This musical rendition of The Flash was actually pretty good. I was really glad that the episode moved the story along and tied up some storylines that could have dragged on to the season finale. And the Music Meister also had a purpose that tied together The Flash and Supergirl. Bravo! And it was great seeing Kid Flash, Vibe and Martian Manhunter working together for the first time. If you don’t remember, Wally West was a little traumatized by his time in the speed force, and he put Kid Flash away. But to combat Music Meister, Wally dons the red and yellow suit again, regaining his confidence. Thanks Music Meister; now we don’t have to deal with long and drawn-out ‘Wally-angst’ episodes. And Barry and Iris are back together after their nonsense breakup last week. Hallelujah! And Mon-el and Kara are a couple again. Not that I care all that much, because their relationship felt rushed. But it is what it is.

The music/singing was so good I wanted more of it. Grant Gustin and Melissa Benoist, the actors playing Barry and Kara, came from the singing show Glee. So you know they have the pipes and jazz-hands to get the job done. And they sing a cute original song called ‘Super Friends,’ that really showcases what they can do. But they aren’t the only ones singing; Stage legends Jesse L. Martin, Victor Garber and John Barrowman, dazzle us as singing versions of their Joe West, Martin Stein, and Malcolm Merlin personas. But since the musical takes place in Barry and Kara’s head, people aren’t always who they appear to be. And rounding out this musical dream team are Carlos Valdes and Jeremy Jordan, Cisco and Winn, who also have musical mojo. There are duets, hence the title of the show, along with solos and a big Broadway-style song and dance number. And in the end, Barry proposes to Iris again, in the real world, singing the moving original song ‘Runnin Home to You.’ It was a teardrop moment.

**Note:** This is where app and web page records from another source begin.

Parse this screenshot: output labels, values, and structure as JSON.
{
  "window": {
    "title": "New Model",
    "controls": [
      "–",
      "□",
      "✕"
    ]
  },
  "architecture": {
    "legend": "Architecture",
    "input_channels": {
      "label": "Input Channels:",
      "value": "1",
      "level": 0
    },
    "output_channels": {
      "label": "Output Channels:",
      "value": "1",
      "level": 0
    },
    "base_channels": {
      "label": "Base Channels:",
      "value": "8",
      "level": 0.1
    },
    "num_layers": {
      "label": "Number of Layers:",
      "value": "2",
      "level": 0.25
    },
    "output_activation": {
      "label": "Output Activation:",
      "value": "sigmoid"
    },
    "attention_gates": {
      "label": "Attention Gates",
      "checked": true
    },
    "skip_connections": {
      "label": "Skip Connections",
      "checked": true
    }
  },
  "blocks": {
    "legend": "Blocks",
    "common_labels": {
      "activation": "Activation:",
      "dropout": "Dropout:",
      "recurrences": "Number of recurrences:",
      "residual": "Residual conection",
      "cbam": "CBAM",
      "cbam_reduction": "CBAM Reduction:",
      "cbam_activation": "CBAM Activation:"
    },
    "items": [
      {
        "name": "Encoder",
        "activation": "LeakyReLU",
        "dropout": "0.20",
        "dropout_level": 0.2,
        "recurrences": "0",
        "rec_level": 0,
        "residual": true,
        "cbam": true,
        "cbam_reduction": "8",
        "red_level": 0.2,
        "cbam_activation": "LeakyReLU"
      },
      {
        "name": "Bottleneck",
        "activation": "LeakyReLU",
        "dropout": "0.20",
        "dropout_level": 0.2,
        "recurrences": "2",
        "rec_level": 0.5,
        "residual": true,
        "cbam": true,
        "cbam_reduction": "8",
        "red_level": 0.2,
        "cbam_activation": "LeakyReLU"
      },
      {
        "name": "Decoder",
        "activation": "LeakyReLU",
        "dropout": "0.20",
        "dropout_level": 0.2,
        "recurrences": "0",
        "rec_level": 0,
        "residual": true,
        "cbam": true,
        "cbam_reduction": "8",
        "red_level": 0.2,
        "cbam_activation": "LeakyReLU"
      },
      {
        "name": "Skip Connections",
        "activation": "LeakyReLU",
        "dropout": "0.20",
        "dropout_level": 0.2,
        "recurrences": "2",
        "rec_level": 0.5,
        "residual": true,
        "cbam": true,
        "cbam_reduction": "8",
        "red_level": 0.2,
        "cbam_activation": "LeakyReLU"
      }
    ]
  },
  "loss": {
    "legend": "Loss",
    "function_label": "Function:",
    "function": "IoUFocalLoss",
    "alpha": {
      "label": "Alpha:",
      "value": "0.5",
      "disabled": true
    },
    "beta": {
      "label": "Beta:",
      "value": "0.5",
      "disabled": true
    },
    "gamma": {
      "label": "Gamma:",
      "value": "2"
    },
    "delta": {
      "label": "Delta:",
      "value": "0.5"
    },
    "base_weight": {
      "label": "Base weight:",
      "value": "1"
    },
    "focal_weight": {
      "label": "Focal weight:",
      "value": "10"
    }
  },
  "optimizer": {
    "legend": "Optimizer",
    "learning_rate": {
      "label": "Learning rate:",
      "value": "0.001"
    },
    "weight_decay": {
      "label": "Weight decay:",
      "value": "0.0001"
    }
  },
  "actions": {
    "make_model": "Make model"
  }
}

The plot was simple, as plots to musicals usually are. The Music Meister whammies Supergirl and Flash, leaving them comatose. But things aren’t always as they appear. Barry and Kara are trapped in a shared dream, that’s an old-timey musical. And they have to follow along with the story to find a way out, and back to the real world. But things get awkward when they discover that the story centers on versions of Iris and Mon-el, who are deeply in love with each other. But the couple comes from two feuding crime families, so their love is forbidden. It’s a gangster version of Romeo and Juliet. Barry has to help Iris convince her two Dads, Joe West and Martin Stein, to accept her new love. And in doing so, Barry realizes his mistakes with the real Iris. And Kara has to help Mon-el convince his Dad, Malcolm Merlin, to accept his new love. And in doing so Kara realize she’s being too hard on the real Mon-el.

The story ends when Cisco vibes the real Iris and Mon-el into the dream world, just as both Barry and Kara are shot. They don’t have their powers. And as Kara and Barry are about to die, both couples confess their love for each other, and are brought out of the dream by true love’s kiss. It’s corny I know, but it’s a musical so it worked. As it turns out, the Music Meister isn’t really a super villain. He’s an omnipotent being with a little too much time on his hands. So his mission all along wasn’t mayhem, it was correcting romantic wrongs, and having a bit of fun. And now that the couples have reunited, he vanishes. Maybe he was a version of Cupid. Then Kara, Mon-el, and Hank head back to their Earth. And Barry surprises Iris with a singing proposal. THE END.

LAST WORDS: There was a nice Arrow Easter Egg in the episode. Mon-el’s name in the dream world was Tommy. And on Arrow, Malcolm Merlin’s son was named Tommy… And it looked like they tweaked Kid Flash’s suit. It fit better. I guess the old one was destroyed so Cisco had to make another one. Good job Cisco. And speaking of suits, when does Mon-el get one?


Leave a Reply